Wide range of tools; very easy to use; noticeable performance improvements.
Performance boosts subject to system specification and current state of a computer; little information provided on proposed fixes.
Between £9 and £11 per machine for business use
CD or DVD drive (for CD installation), 256MB of RAM, 25MB of available hard disk space, Internet Explorer 6.0 or later, 64/32-bit Windows 7/Vista/XP
We've all experienced the scenario before: a computer is getting a bit long in the tooth and becomes sluggish, less responsive and seemingly cluttered full of processes and applications that are far from essential to the smooth running of your operating system.
Opting for a complete hardware upgrade in this situation is fairly common, and certainly in a business environment could involve considerable expense. So can a suite of tools such as System Mechanic breathe new life into a flagging machine and at least delay the inevitable?
We tested the new System Mechanic 9.5, which includes a number of upgrades and additions. Windows 7 users can benefit from an integrated Jump List to provide information on system status and performance, and a Health Status gadget offers real-time reports on heath, security and other issues.
An EnergyBooster tool, meanwhile, frees up system memory and CPU resources by turning off unused background processes, and there's now an incinerator for the Recycle Bin to permanently delete files to 5220-22M Department of Defence compliance.
In addition, a Registry Revitaliser combines all registry maintenance tools into one handy package, and the new Tune-Up Definitions retrieves updates to enhance performance gathered from data anaylsis of trends from millions of computers globally. Many of the existing tools have also been enhanced to improve performance and ensure full compatibility with Windows 7.
These additions should sit quite nicely with the already extensive collection, which is presented in a very clear interface that shows current system status and allows users to 'Repair All' or view the current reported issues and opt to handle them individually.
The range of tools available are too numerous to list here, but suffice to say that just about every area of a computer that could be optimised or enhanced is covered. To make things a bit more manageable, these are organised into collections that include a PC Accelerator, PC Repair, PC Cleanup, PC Security and the Registry Revitalizer.
There's also a degree of automation here, as the ActiveCare section allows you to set clean up and repair tasks to run in the background to avoid having to repeatedly check and correct issues.
While it's fair to say that System Mechanic is extremely comprehensive and very easy to use, we were really interested in how effective it is at cleaning a system and improving performance. We used the software on a test machine running Windows XP that's around five years old and has been relatively 'neglected' in terms of keeping it uncluttered and in good condition.

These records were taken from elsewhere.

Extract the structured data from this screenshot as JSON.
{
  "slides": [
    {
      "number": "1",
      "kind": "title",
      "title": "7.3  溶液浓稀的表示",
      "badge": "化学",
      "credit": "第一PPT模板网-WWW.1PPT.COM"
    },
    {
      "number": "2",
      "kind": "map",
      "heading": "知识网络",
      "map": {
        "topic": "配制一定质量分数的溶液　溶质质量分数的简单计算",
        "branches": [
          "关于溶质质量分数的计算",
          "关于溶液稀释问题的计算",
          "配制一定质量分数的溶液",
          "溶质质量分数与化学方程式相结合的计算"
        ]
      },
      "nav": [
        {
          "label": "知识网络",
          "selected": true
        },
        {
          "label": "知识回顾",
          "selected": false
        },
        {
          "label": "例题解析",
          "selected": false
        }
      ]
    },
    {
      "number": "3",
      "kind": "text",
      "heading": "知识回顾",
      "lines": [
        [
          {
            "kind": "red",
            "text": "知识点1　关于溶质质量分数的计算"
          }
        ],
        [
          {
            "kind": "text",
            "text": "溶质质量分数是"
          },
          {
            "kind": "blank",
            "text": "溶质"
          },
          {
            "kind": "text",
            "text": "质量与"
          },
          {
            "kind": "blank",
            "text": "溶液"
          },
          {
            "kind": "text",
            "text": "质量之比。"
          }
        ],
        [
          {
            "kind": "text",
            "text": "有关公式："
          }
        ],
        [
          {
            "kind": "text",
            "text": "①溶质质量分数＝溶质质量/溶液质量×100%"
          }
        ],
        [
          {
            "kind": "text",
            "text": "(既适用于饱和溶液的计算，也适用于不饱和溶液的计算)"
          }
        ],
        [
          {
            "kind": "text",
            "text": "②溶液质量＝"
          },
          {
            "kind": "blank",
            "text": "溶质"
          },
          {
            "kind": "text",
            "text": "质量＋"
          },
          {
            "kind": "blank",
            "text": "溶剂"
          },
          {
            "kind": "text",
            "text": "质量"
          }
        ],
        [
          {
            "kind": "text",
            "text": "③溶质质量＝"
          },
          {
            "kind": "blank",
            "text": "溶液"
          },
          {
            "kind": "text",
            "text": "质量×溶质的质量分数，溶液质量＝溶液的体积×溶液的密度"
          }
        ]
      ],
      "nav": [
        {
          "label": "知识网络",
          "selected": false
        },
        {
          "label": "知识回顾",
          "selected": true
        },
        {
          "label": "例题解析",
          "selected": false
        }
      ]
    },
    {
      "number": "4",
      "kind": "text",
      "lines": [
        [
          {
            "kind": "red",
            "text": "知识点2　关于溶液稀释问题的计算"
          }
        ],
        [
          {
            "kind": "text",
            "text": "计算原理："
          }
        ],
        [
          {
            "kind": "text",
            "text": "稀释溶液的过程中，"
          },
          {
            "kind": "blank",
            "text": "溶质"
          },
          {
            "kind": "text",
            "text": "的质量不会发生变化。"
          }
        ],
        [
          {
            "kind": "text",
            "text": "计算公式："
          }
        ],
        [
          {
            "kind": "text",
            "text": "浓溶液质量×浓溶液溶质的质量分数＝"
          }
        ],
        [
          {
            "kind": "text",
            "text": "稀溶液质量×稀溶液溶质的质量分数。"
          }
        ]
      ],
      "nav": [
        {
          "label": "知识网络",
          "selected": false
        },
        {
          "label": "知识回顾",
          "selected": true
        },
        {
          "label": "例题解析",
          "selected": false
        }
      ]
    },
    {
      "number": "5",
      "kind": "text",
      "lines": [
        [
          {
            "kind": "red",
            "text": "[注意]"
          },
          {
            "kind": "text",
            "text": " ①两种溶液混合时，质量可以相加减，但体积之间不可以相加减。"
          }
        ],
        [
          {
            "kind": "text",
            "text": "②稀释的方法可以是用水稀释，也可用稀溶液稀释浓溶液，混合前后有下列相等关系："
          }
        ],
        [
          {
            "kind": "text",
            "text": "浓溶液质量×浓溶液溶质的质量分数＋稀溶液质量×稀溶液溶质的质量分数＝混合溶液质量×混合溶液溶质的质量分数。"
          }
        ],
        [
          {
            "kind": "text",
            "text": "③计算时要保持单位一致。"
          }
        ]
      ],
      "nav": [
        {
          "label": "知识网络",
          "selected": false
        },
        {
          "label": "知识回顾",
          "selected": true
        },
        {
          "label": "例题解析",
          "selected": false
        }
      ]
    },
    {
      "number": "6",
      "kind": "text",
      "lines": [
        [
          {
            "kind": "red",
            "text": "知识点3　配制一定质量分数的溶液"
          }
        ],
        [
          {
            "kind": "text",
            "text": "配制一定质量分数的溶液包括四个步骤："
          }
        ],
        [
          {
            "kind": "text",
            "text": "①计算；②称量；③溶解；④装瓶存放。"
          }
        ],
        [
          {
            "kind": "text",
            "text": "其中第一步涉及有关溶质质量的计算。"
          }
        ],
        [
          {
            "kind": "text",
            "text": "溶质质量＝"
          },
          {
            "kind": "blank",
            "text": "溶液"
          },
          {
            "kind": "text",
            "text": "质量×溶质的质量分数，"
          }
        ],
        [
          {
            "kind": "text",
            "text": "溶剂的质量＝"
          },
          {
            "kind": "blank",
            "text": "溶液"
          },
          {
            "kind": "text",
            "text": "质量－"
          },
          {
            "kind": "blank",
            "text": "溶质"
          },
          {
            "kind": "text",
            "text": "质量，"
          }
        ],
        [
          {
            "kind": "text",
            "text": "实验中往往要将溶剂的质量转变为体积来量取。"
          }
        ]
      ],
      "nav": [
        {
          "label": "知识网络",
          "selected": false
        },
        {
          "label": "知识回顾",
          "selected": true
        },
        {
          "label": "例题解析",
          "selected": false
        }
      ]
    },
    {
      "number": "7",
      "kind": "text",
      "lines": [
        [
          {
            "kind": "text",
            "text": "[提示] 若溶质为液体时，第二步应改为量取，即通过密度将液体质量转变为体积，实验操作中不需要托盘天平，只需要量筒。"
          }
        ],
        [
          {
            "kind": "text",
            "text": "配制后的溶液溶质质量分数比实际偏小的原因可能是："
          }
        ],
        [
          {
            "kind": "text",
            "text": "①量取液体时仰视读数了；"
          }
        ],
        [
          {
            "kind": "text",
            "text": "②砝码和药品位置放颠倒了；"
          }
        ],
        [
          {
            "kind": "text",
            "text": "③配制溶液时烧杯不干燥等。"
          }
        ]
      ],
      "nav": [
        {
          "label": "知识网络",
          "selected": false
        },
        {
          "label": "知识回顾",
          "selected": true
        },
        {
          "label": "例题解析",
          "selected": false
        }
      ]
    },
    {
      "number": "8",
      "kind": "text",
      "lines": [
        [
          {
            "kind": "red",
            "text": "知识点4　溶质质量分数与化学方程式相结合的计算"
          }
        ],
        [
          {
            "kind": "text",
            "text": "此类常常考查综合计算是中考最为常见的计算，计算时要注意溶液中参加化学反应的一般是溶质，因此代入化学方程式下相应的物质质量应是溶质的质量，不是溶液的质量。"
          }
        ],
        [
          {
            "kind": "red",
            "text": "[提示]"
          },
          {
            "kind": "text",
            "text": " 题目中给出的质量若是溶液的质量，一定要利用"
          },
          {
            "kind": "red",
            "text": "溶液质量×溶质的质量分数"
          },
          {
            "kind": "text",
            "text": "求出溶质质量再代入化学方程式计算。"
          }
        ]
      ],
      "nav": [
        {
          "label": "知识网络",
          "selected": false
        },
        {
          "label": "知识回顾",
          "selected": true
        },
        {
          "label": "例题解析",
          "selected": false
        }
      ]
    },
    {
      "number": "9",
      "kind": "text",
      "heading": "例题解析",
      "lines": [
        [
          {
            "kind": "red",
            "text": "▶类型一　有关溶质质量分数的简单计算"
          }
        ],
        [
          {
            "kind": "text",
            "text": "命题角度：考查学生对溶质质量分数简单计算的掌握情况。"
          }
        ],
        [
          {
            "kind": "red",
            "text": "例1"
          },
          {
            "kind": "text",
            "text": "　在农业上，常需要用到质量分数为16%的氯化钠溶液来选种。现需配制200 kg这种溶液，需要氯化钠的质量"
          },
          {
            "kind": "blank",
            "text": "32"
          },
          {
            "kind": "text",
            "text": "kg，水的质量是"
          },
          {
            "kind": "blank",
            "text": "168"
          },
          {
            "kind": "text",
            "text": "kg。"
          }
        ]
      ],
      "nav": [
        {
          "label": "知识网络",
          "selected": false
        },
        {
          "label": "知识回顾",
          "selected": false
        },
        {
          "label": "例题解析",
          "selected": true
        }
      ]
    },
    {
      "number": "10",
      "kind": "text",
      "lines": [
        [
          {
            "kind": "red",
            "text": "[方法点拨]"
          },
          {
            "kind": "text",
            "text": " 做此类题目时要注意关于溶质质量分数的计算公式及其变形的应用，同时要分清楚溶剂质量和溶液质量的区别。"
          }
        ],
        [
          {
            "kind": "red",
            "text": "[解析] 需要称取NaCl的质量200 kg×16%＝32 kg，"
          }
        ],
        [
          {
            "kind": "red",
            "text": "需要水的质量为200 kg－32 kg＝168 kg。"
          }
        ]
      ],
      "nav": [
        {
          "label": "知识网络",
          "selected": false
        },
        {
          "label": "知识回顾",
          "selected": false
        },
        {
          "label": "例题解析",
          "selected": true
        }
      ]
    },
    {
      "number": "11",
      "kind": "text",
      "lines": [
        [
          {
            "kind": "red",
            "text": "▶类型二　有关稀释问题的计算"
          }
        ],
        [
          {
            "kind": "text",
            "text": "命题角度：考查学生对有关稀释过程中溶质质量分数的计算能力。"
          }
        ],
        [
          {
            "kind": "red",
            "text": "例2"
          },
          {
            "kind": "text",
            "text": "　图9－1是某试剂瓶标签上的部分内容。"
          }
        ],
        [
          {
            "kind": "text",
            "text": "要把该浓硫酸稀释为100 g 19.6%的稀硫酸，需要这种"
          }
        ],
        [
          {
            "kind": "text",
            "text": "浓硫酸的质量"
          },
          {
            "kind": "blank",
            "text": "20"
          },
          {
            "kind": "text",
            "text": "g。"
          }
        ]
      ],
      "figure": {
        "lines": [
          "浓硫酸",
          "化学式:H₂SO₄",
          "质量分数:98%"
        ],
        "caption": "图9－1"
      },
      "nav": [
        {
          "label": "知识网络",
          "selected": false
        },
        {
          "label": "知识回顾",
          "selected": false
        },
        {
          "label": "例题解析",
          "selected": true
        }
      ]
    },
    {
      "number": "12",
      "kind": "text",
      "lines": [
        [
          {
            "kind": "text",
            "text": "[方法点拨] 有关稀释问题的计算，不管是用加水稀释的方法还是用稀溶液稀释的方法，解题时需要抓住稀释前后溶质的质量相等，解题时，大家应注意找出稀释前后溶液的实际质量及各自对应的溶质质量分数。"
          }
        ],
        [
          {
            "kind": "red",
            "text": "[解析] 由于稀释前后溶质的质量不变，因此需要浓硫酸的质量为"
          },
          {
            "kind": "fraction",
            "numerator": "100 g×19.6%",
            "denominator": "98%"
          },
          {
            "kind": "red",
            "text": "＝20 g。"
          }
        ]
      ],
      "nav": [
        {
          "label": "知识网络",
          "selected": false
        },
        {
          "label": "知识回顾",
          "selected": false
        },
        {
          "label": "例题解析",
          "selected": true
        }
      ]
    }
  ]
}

This may well reflect a typical situation for many computers in an office so, while the results are somewhat subjective as every condition and configuration will be different, they can be appreciated as a rough approximation.